Task requirements: Collect every line in the records below that contains the word "JSON".

Records provided:
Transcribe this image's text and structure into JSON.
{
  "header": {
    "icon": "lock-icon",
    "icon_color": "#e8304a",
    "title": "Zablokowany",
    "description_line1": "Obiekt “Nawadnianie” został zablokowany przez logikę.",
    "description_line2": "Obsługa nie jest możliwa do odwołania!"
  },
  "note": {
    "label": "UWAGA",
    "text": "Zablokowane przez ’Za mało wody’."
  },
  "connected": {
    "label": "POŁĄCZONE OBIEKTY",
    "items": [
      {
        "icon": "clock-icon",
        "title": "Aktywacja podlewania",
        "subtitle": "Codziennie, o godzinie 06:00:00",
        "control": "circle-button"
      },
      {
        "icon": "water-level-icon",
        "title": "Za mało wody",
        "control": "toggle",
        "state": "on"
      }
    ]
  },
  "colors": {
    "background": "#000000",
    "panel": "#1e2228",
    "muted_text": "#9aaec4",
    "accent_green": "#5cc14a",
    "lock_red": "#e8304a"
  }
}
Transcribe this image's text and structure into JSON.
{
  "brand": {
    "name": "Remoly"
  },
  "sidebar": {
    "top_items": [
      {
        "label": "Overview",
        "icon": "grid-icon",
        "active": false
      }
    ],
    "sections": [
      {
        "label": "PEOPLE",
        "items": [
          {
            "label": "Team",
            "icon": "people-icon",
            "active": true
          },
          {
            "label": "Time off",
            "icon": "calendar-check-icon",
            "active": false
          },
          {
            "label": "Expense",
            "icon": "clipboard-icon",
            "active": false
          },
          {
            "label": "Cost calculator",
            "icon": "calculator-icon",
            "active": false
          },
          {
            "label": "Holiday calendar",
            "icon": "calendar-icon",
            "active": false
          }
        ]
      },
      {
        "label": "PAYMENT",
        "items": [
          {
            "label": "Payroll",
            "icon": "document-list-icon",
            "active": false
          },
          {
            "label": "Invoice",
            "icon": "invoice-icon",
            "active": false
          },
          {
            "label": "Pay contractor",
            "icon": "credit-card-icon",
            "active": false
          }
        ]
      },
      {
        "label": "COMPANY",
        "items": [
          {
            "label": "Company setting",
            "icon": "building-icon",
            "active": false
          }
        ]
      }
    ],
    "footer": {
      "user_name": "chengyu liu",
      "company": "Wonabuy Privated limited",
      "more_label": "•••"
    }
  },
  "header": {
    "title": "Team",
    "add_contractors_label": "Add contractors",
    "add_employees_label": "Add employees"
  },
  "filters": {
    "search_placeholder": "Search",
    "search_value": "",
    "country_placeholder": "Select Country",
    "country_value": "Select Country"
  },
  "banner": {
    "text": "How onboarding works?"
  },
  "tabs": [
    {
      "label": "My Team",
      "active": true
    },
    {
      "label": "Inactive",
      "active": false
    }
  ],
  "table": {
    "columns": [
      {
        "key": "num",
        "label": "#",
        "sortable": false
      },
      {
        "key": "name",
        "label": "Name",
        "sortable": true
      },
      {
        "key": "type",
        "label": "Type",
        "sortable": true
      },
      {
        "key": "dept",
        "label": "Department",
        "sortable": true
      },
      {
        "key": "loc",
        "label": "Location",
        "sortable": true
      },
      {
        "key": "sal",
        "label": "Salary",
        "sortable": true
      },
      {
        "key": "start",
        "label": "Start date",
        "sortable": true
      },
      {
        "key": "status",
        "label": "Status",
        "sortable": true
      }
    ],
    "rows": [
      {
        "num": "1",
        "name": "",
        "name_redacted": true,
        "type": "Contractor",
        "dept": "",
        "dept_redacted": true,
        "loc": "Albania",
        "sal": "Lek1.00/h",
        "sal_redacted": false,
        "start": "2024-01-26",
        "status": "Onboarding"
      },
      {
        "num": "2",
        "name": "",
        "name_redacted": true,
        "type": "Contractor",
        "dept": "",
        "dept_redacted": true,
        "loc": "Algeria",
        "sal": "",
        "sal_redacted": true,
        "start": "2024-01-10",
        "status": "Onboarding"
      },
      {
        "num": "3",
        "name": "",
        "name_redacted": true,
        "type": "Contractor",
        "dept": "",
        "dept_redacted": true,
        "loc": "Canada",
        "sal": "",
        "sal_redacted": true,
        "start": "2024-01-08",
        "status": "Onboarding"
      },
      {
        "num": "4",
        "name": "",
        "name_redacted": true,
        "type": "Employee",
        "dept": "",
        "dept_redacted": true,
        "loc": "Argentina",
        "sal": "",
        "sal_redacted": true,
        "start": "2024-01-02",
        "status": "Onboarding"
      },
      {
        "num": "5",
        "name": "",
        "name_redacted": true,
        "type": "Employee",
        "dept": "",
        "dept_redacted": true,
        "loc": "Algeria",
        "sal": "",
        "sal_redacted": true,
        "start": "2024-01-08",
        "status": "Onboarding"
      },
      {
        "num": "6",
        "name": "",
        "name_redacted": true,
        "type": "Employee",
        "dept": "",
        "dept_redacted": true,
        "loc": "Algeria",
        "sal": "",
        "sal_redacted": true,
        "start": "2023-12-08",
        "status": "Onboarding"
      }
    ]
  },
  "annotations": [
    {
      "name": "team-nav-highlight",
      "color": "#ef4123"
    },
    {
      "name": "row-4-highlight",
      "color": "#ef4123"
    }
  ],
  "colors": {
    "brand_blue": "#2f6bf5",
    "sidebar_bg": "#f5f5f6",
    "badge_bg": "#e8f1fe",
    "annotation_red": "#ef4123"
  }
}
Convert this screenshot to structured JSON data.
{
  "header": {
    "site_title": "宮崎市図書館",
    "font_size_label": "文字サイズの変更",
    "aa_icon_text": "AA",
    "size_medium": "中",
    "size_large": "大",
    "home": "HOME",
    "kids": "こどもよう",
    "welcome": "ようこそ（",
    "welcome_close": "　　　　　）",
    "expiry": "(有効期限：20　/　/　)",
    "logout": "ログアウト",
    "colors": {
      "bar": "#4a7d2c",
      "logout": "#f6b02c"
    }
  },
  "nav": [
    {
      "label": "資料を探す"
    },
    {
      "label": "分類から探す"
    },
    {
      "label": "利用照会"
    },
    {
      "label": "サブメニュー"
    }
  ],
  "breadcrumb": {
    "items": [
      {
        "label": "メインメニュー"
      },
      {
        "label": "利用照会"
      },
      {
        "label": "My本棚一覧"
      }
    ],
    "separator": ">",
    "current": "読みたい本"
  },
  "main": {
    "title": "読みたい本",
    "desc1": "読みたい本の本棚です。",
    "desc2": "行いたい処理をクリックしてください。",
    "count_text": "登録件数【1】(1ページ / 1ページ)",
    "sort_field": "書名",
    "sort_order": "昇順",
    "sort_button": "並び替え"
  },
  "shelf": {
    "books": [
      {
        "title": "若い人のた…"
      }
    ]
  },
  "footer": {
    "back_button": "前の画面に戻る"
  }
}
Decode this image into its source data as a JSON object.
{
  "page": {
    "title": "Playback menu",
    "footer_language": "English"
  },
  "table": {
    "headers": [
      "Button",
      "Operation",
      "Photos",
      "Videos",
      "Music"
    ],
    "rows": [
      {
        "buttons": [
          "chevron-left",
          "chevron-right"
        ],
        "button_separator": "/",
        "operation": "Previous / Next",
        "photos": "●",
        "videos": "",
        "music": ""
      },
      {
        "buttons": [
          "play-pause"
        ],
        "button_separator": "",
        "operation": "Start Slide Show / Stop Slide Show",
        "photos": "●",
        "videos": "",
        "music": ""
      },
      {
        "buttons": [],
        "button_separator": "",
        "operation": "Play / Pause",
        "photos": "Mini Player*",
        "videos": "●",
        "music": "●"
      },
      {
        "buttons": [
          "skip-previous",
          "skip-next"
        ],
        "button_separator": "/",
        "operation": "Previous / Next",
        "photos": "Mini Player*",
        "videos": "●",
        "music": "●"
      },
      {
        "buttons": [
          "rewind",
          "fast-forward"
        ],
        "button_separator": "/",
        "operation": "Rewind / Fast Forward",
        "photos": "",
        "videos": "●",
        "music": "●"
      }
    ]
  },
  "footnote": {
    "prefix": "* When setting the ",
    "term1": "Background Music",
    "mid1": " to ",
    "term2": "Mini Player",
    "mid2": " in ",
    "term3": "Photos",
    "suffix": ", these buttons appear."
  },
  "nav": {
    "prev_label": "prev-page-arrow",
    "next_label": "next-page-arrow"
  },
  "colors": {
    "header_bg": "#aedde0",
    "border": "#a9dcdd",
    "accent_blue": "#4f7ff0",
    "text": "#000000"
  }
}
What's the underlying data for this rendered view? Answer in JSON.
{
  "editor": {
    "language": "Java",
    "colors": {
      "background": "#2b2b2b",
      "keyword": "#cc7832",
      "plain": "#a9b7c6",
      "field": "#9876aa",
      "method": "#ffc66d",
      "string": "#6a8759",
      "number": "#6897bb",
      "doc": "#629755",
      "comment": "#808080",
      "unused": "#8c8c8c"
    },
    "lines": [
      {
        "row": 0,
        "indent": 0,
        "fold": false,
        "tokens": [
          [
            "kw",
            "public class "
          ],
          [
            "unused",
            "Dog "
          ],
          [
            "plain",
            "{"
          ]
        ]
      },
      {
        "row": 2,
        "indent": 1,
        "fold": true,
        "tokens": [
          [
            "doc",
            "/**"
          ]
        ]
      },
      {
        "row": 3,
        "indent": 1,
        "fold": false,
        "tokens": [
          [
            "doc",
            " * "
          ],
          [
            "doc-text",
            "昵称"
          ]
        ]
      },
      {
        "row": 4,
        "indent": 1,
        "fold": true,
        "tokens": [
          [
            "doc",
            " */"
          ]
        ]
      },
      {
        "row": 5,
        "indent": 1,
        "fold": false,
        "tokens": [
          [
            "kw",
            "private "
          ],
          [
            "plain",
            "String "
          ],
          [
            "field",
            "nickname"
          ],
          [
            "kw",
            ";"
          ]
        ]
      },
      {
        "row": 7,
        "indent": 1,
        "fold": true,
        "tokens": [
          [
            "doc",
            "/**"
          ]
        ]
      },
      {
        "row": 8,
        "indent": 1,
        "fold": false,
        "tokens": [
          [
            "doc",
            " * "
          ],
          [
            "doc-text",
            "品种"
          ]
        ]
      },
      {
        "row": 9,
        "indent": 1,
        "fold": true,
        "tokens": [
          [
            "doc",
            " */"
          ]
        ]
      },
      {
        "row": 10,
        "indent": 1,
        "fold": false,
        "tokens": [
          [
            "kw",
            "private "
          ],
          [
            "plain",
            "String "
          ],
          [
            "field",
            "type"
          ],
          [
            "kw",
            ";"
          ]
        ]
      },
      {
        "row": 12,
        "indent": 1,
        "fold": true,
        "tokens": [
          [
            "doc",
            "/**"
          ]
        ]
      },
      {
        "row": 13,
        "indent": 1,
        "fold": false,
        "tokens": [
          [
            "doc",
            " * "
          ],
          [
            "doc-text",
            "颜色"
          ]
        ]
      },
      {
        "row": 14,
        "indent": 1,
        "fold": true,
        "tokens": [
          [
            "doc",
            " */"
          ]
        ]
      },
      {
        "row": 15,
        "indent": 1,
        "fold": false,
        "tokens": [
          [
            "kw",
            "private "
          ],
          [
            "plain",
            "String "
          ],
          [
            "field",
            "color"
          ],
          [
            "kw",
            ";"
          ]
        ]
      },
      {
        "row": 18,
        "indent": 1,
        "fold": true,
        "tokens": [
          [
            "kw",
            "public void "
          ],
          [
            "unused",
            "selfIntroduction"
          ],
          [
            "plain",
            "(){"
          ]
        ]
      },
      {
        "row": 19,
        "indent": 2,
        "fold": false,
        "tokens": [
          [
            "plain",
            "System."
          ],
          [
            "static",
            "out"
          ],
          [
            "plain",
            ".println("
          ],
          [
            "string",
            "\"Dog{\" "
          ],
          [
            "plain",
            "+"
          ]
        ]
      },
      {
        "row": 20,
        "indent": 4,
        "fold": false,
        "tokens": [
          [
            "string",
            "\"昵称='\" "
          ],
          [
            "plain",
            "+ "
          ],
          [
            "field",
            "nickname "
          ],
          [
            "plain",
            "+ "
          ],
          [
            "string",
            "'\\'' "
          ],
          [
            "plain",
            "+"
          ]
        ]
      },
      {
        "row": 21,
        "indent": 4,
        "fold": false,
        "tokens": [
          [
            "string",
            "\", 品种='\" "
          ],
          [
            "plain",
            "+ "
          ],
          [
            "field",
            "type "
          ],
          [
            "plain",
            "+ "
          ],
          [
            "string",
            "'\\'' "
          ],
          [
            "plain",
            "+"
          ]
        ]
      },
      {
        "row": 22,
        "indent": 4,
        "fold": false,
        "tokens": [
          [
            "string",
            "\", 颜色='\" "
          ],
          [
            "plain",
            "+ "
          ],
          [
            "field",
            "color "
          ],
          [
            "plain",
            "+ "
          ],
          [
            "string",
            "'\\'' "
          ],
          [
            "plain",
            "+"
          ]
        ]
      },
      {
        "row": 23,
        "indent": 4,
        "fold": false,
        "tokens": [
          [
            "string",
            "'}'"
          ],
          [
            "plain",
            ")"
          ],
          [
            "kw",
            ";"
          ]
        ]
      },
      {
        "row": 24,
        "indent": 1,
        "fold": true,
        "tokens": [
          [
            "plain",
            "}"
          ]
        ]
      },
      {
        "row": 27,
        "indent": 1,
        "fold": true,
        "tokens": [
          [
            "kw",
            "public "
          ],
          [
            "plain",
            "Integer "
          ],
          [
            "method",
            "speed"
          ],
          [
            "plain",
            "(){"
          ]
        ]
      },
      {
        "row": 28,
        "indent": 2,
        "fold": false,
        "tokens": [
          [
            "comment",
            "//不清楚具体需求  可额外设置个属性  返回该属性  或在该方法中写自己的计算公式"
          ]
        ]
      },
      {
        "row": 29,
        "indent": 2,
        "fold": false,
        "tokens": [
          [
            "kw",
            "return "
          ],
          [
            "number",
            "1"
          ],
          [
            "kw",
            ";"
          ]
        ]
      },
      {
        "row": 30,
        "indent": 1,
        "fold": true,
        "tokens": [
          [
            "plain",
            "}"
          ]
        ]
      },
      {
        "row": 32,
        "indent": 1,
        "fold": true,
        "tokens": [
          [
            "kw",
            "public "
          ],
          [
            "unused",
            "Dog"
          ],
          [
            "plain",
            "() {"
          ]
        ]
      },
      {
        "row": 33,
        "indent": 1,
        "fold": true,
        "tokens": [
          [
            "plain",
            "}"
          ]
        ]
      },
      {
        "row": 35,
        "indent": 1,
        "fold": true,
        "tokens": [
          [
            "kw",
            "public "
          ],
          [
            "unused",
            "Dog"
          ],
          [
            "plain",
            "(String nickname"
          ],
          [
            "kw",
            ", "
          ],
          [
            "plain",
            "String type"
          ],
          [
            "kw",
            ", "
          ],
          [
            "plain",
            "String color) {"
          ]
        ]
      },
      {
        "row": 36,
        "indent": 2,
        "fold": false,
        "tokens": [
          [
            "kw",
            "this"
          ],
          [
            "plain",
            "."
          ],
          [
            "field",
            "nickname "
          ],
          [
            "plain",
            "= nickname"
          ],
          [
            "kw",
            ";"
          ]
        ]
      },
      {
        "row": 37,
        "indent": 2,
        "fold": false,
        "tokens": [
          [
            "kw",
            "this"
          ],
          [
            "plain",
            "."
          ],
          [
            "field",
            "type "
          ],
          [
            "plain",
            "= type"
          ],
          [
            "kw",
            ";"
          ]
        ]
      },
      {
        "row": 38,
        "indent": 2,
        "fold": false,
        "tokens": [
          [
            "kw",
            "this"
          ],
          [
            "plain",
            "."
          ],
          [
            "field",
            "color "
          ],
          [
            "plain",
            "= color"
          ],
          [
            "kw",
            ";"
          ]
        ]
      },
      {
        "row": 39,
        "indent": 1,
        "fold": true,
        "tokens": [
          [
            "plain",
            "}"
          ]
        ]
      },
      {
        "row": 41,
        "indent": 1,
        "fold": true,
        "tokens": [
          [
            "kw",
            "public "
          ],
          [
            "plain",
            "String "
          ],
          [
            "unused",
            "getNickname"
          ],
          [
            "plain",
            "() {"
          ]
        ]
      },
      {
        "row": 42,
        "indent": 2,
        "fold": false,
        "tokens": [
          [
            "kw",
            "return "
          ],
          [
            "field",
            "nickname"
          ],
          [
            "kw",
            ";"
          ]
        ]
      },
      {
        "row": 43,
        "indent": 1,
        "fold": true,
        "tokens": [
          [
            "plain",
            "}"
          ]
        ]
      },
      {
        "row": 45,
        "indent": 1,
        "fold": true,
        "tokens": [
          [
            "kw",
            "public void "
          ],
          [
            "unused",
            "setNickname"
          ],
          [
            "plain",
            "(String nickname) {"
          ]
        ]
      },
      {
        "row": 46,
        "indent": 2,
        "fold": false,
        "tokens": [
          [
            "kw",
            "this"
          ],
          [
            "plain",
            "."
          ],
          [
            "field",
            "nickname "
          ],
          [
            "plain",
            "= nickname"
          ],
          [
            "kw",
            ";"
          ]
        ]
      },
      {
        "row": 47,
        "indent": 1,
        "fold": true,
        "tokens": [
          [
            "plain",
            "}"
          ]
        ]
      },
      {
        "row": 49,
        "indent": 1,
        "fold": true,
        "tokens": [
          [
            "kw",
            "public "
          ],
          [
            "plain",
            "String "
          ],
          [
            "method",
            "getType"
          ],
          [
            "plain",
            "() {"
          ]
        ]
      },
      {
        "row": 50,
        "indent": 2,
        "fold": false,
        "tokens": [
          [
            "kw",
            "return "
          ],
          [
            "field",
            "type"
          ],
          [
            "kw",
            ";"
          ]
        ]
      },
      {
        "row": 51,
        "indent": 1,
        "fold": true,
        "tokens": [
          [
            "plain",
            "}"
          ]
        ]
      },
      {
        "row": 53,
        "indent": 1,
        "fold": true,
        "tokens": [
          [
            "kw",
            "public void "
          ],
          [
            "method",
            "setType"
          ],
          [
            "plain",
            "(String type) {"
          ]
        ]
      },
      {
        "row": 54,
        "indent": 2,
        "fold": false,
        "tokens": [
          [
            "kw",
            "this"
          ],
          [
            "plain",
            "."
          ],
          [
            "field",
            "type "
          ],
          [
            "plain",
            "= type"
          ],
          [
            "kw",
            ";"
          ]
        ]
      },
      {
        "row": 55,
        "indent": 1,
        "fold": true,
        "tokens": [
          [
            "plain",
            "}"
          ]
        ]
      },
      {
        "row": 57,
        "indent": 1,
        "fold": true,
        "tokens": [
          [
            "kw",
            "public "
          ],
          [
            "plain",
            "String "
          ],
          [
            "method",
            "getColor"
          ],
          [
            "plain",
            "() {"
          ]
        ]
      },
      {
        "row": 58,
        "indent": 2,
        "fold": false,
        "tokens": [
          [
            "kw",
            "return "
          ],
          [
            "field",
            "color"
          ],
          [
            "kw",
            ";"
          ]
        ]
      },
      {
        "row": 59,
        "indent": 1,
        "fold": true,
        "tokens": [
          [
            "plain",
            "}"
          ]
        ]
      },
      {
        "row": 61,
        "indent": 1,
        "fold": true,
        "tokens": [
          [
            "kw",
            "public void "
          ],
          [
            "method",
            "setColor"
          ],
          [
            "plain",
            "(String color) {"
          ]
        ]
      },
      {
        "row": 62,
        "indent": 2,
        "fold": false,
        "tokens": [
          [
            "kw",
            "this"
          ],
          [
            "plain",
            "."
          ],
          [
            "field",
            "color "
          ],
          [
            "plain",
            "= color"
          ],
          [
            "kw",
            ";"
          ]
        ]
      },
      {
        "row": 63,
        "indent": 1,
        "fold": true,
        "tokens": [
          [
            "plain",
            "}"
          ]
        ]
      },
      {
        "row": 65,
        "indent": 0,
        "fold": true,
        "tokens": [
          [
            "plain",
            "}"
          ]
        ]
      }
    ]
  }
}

Response for this exercise:
Transcribe this image's text and structure into JSON.
Transcribe this image's text and structure into JSON.
Convert this screenshot to structured JSON data.
Decode this image into its source data as a JSON object.
What's the underlying data for this rendered view? Answer in JSON.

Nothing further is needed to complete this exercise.